When Doug Pederson and the Eagles coaching staff were preparing their strategy for Sunday's game at Detroit, the head coach saw something pretty scary - the film from last season's game at Detroit.
It was the third of three straight losses for Chip Kelly's fading team, a thumping defeat in which the Eagles fell behind by a significant margin in the first half and didn't put up any resistance the rest of the way. Eight current offensive starters and seven current defensive starters were on that team and lived through the humiliation. Zach Ertz, Ryan Mathews, and Jordan Hicks were out with injuries, but every member of the organization felt the loss.
So, as much as Pederson can bravely say he was confident this year's team was made of sterner stuff, when the Eagles fell behind by two touchdowns early on Sunday, he didn't know for sure how they would react. A total of 28 players who took snaps in Ford Field this time around had also been on the field for the Thanksgiving blowout that ended 45-14.
It turns out that things are actually different.
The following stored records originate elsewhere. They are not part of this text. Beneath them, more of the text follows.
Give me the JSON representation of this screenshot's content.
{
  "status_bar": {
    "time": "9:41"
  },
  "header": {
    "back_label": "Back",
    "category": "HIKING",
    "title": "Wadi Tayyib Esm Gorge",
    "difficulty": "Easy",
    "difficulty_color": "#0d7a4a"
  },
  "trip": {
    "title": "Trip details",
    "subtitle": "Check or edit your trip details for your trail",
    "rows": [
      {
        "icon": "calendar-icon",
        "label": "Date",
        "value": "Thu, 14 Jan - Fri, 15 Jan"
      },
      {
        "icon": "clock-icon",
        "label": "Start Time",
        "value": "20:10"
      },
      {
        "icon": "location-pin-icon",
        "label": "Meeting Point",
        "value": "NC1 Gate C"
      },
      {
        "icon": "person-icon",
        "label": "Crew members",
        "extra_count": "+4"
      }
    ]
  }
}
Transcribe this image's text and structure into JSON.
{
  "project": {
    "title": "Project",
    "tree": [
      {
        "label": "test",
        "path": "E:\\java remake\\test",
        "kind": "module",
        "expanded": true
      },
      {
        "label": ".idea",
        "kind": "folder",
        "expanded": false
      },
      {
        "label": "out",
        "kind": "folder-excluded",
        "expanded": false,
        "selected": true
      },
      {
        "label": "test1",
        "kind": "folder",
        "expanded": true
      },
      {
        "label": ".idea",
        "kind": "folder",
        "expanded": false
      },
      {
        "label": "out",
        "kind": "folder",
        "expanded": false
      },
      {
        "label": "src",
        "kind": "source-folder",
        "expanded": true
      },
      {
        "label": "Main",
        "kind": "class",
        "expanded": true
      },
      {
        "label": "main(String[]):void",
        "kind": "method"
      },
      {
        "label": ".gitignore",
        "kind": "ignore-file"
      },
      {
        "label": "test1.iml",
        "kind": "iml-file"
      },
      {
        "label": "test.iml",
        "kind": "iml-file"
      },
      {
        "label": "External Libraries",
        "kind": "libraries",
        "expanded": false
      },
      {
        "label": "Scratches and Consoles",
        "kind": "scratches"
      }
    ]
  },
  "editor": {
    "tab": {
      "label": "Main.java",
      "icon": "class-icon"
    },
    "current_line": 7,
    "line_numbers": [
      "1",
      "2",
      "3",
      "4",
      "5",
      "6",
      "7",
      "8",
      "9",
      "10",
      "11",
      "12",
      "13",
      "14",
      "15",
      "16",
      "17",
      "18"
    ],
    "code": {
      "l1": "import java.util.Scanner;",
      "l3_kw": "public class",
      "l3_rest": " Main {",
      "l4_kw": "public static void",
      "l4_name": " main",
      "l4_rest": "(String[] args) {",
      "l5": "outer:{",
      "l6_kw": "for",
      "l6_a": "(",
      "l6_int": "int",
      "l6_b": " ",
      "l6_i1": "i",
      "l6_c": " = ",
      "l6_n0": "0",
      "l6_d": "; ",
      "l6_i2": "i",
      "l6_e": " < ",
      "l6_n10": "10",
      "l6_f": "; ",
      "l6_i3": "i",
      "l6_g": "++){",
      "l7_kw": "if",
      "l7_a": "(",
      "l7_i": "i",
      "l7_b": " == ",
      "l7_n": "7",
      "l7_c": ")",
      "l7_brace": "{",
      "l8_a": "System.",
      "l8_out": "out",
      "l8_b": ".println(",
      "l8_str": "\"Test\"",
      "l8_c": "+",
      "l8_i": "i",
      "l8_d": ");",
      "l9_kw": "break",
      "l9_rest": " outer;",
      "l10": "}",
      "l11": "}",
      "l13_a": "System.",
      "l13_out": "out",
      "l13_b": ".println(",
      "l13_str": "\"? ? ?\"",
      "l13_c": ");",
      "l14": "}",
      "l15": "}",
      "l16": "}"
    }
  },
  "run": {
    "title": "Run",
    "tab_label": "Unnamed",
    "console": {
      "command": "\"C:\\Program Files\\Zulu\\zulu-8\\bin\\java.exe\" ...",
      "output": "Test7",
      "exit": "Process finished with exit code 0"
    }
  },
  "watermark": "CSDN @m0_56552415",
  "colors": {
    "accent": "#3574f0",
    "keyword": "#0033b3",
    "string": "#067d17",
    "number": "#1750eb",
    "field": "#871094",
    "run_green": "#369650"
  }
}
A team that hadn't faced much adversity this season - trailing only once in the three previous games, and that by just four points - showed a lot about itself. The game still ended in a loss, but the Eagles came back to take a fourth-quarter lead and, one turnover aside, probably should have won. They earned the win even though they didn't get it, but they also earned respect.
"It just shows the character of this football team and where we are from even a year ago," Pederson said Monday. "I think this game a year ago got out of hand, and it got shut down, and it got blown out. This group didn't do that [Sunday]. This group was resilient. This group battled."
The game last season and the one this season started out similarly. Matthew Stafford came out hot and threw three touchdown passes in the first half of each game. A year ago, the defense returned from the locker room for the second half and promptly allowed two more. Not this time. Detroit gained a total of 10 net yards on its first four possessions of the second half, after gaining 199 net yards on its three first-half possessions.
Pederson said the sideline remained calm, the players didn't panic, the adjustments were made and - not pointing fingers or anything about anyone from the 2015 version - but he believes he knew why things held together.
"Well, I think it comes from the coaches," Pederson said. "If we're not prepared as a staff, the players are going to know it, players are going to see it and then there's chaos. I think it starts with the staff and works itself down to the players."
There was plenty going on that could have led to panic, or at least to the growing suspicion that this wasn't their day. The best example of their resolve came at the end of the first half, down 21-7, when the Eagles embarked on a strange 11-play drive in which they converted four first downs, were penalized 35 yards, were staring at third and 36 from their own side of midfield with 11 seconds left . . . and still got a field goal out of it. (They also survived the officials on that drive, one of whom wanted to bring back a 27-yard completion to Jordan Matthews, the longest play of the game for the Eagles offense, because No. 98 was illegally downfield. And he was downfield, but it was Detroit defensive end Devin Taylor, so that flag was quietly slipped back in the pocket.)
"Whatever adversity came our way, we were able to overcome it," Pederson said. "It's a sign of a good football team."
Not getting into that position is the sign of an even better football team, but the Eagles aren't quite there yet. They are still a quart low on reliable receivers and the defense showed a tendency to substitute aggression for discipline. If Lane Johnson loses his suspension appeal, as is expected, the offensive line's ability to protect the quarterback will be tested every week. And, just a reminder, their next seven opponents are a combined 24-9 at the moment.
No NFL season is going to keep going the way the first three weeks did for the Eagles. There are going to be other games like the one in Detroit, games in which the field tilts the wrong way and uphill is the only option. Not every team is willing to make the climb.
"This is a different football team than a year ago," Pederson said, the film from both games still fresh in his mind.
He thought that was the case. He hoped so. Now he knows.